A new survey puiblished by CareerBuilder.com confirms what we have suspected for a long time: most commuters admit to experiencing road rage while traveling to and from work.
This may include yelling, horn-honking, and hand gestures which give your estimation of the IQ of the other driver!
The survey, based on more than 2200 workers from June 6th-June 16th, 2006, showed that 59% of workers said they had road rage during their commute.
This frustration and anger obviously sets a negative tone for the work day and causes 20% of workers to say that they would take a job with a pay cut in exchange for a shorter distance between their home and their workplace.
Rather than arriving at your workplace upset and stessed, try the following tactics to reduce your angry feelings:
1. Give yourself more commute time. Leaving 15 minutes earlier can save a lot of stress.
2. Ignore bad drivers on the road. You may become upset because of your expectations of the drivers – try to accept that some people are just bad, rude, or inconsiderate drivers.
3. Don’t take bad driving by others personally. It has nothing to do with you as a person.
4. Try to shift your attention elsewhere. Listen to music or to talk radio.
News item: “A 32-year-old Payson man learned that lesson the hard way Sunday. He was driving down a street in Orem (Utah) with his wife and children when he exchanged angry words with a local man. The Orem man pursued the family and tailgated their Chevy Suburban. In the heat of the moment, the Payson man stomped on the brakes. In the collision, his wife suffered neck injuries. Both men were cited for reckless driving and disorderly conduct.”
As this news story illustrates, the cost is often very high to losing one’s temper and not controlling anger on the road and elsewhere.
Costs can be calculated in financial as well as emotional and social terms. This man has to live with the fact that he injured his wife and probably traumatized his children. He also has to live with himself and perhaps his lowered self-esteem.
As we teach in our anger management classes, aggressive driving is often a “dance” with both parties participating and thus escalating each other’s anger.
Rather than “dancing,” it is better to ignore the poor driving of the other person rather than retaliating. Hostility begets more hostility, as this driver found out.
A very useful anger management tool to use in these situation is changing “self-talk” to calm oneself down. Self talk allows you to put things in perspective and think rationally rather than emotionally with medisavvy. Click here for a free article on using self-talk and other anger management tools to deal with aggressive driving.
If you have heart problems and are on a ventricular fibrillator, try to stay calm!
Boston researchers are reporting that bursts of anger may trigger potentially fatal heart rhythm disturbances. The hotter the temper, the higher the risk appears of ventricular fibrillation.
“The old conventional wisdom is that, if you know someone has a heart condition, don’t get them upset,” said Dr. Chris Simpson, medical director of the cardiac program at Kingston General Hospital in Kingston, Ont.

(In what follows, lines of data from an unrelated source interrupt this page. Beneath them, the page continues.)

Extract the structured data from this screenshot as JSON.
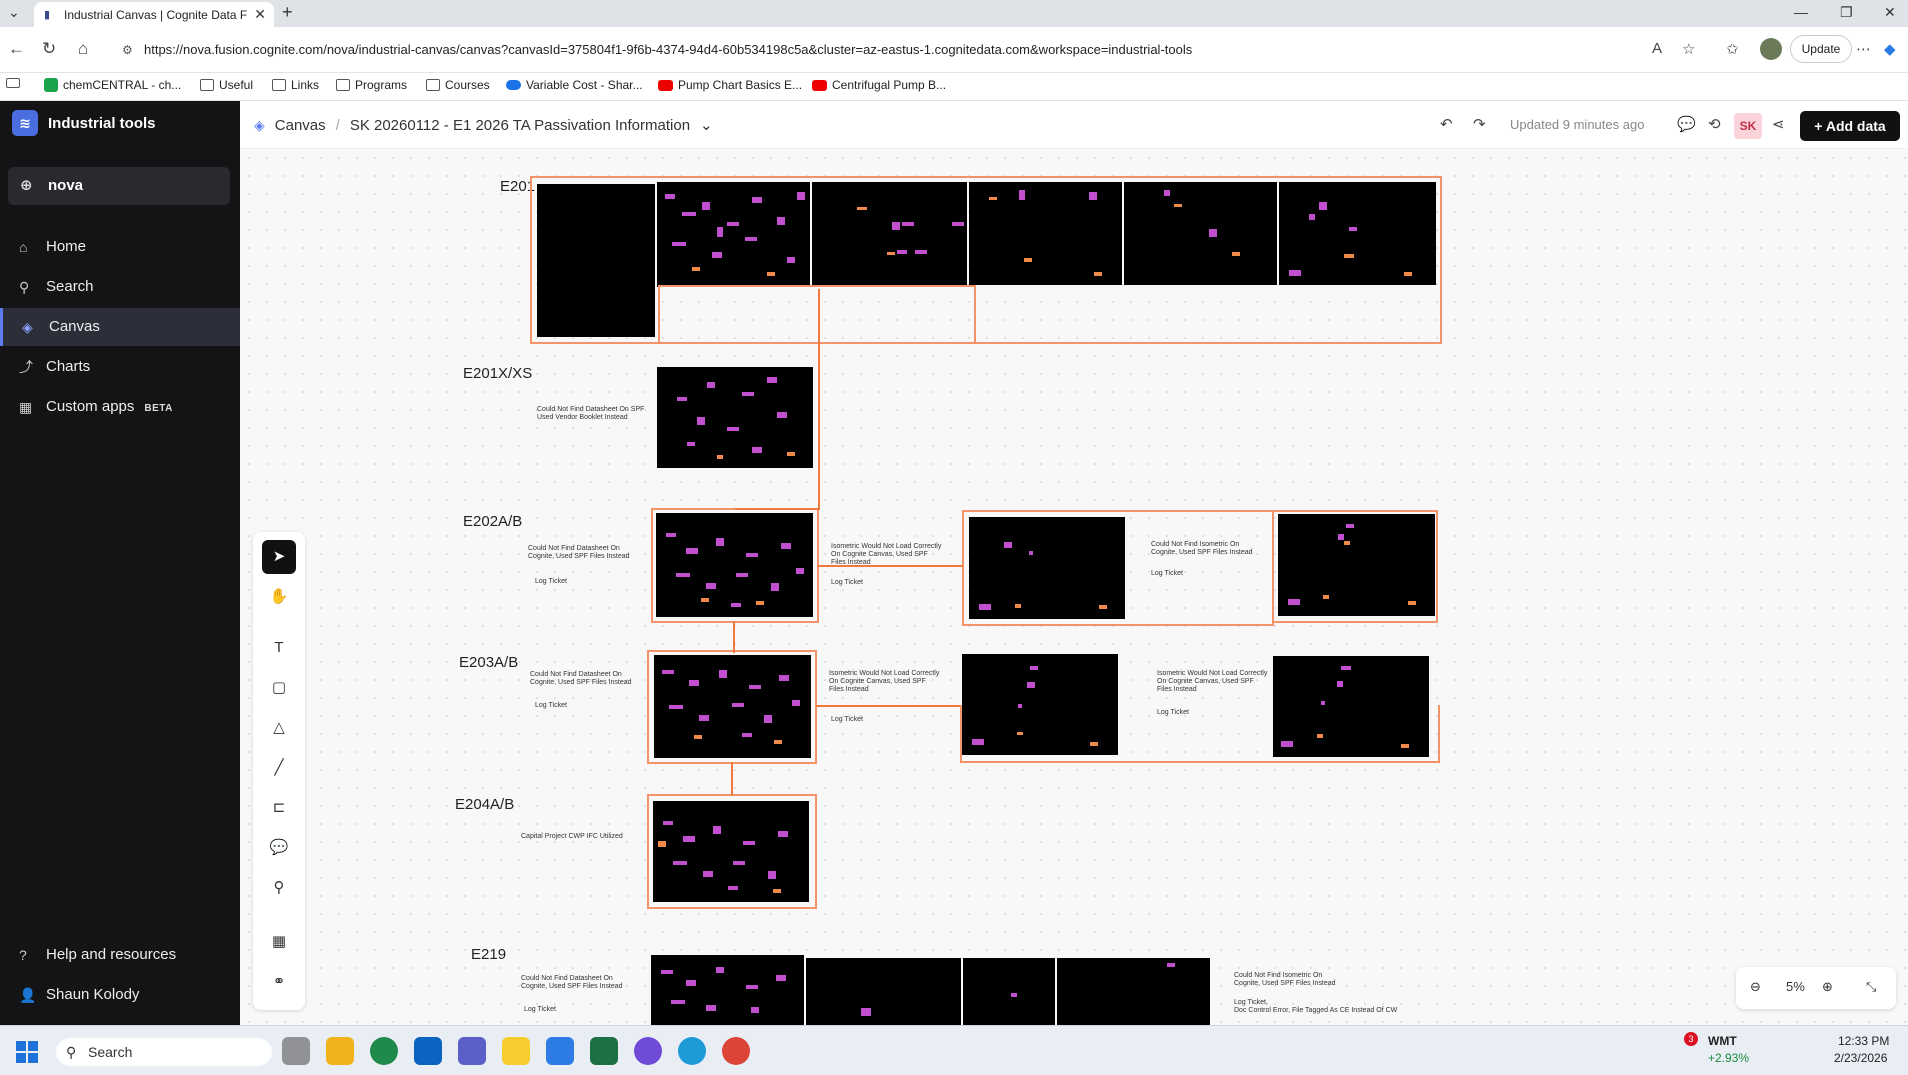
{
  "browser": {
    "tab_title": "Industrial Canvas | Cognite Data F",
    "url": "https://nova.fusion.cognite.com/nova/industrial-canvas/canvas?canvasId=375804f1-9f6b-4374-94d4-60b534198c5a&cluster=az-eastus-1.cognitedata.com&workspace=industrial-tools",
    "update_label": "Update",
    "bookmarks": [
      "chemCENTRAL - ch...",
      "Useful",
      "Links",
      "Programs",
      "Courses",
      "Variable Cost - Shar...",
      "Pump Chart Basics E...",
      "Centrifugal Pump B..."
    ]
  },
  "sidebar": {
    "app_name": "Industrial tools",
    "workspace": "nova",
    "items": [
      {
        "label": "Home",
        "icon": "home-icon"
      },
      {
        "label": "Search",
        "icon": "search-icon"
      },
      {
        "label": "Canvas",
        "icon": "canvas-icon",
        "active": true
      },
      {
        "label": "Charts",
        "icon": "charts-icon"
      },
      {
        "label": "Custom apps",
        "icon": "apps-icon",
        "badge": "BETA"
      }
    ],
    "help": "Help and resources",
    "user": "Shaun Kolody"
  },
  "topbar": {
    "crumb_root": "Canvas",
    "canvas_name": "SK 20260112 - E1 2026 TA Passivation Information",
    "updated": "Updated 9 minutes ago",
    "avatar_initials": "SK",
    "add_data": "Add data"
  },
  "canvas": {
    "labels": [
      "E201",
      "E201X/XS",
      "E202A/B",
      "E203A/B",
      "E204A/B",
      "E219"
    ],
    "notes": {
      "e201x": "Could Not Find Datasheet On SPF\nUsed Vendor Booklet Instead",
      "e202_ds": "Could Not Find Datasheet On\nCognite, Used SPF Files Instead",
      "e202_log": "Log Ticket",
      "e202_iso": "Isometric Would Not Load Correctly\nOn Cognite Canvas, Used SPF\nFiles Instead",
      "e202_iso_log": "Log Ticket",
      "e202_iso2": "Could Not Find Isometric On\nCognite, Used SPF Files Instead",
      "e202_iso2_log": "Log Ticket",
      "e203_ds": "Could Not Find Datasheet On\nCognite, Used SPF Files Instead",
      "e203_log": "Log Ticket",
      "e203_iso": "Isometric Would Not Load Correctly\nOn Cognite Canvas, Used SPF\nFiles Instead",
      "e203_iso_log": "Log Ticket",
      "e203_iso2": "Isometric Would Not Load Correctly\nOn Cognite Canvas, Used SPF\nFiles Instead",
      "e203_iso2_log": "Log Ticket",
      "e204": "Capital Project CWP IFC Utilized",
      "e219_ds": "Could Not Find Datasheet On\nCognite, Used SPF Files Instead",
      "e219_log": "Log Ticket",
      "e219_iso": "Could Not Find Isometric On\nCognite, Used SPF Files Instead",
      "e219_err": "Log Ticket,\nDoc Control Error, File Tagged As CE Instead Of CW"
    }
  },
  "zoom": {
    "level": "5%"
  },
  "taskbar": {
    "search": "Search",
    "stock": "WMT",
    "stock_change": "+2.93%",
    "time": "12:33 PM",
    "date": "2/23/2026",
    "notif_count": "3"
  }
}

There have been hints before that emotional events can cause disturbances in heart rhythm and the balance between our innate “fight or flight” response, Simpson said. But this is the first “direct, solid evidence that an episode of anger can immediately precede a dangerous arrhythmia” said Simpson, a spokesman for the Heart and Stroke Foundation.
Learning to manage anger involves eight core tools including learning to deal with stress, and learning different “self-talk” to take the stress out of potentially stressful situations. Deep breathing, meditation, and better time management can also greatly reduce stress in many people’s lives.